Further Evidence against NSAID Use
Nonsteroidal anti-inflammatory drugs (NSAIDs), which are commonly prescribed to manage a variety of conditions, can have dangerous side effects, including stomach ulceration and bleeding, kidney dysfunction, and increased trigger points.
The influence of intramuscular injections of a specific NSAID, Keterolac, on postoperative spinal fusion patients was studied by examining hospital records.
The medical records of 288 patients who underwent instrumented spinal fusion from L4 to the sacrum over a two-year period were reviewed. The 121 patients who received no nonsteroidal anti-inflammatory drugs were compared with the 167 patients who received ketorolac after surgery. Ketorolac had a significant adverse effect on fusion, with 29 nonunions in the ketorolac group vs. five nonunions in the nondrug group. Ketorolac also decreased the fusion rate for subgroups, including men, women, smokers and nonsmokers. Overall, nonunion was approximately five times more likely after ketorolac administration.
Keterolac significantly inhibited spinal fusion at doses typically used for postoperative pain control.

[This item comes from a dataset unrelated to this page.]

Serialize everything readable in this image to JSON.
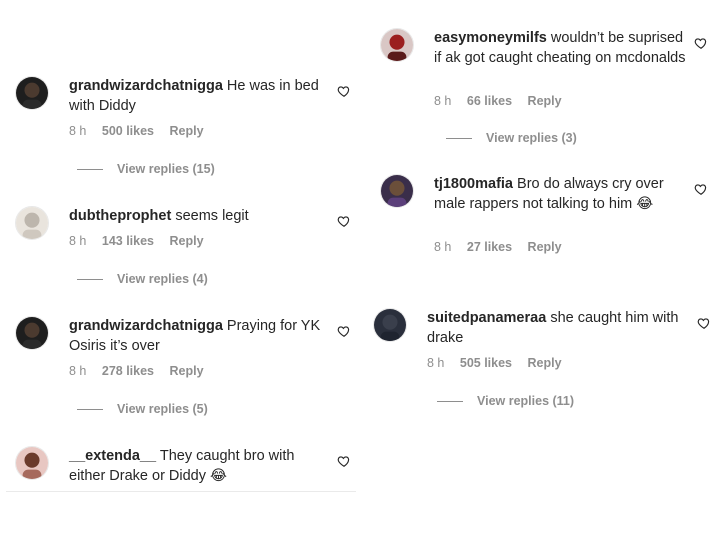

The study authors recommend that the administration of NSAIDs be avoided in the early postoperative period, and lend further support to recommendations to more effectively research this commonly used classification of drugs.
This provocative study, and the excellent commentary following it, provide stimulating discussion and deserve complete and thorough reading.
Glassman SD, Rose SM, et al. The effect of postoperative nonsteroidal anti-inflammatory drug administration on spinal fusion. Spine, April 1998;23(7), pp834-38.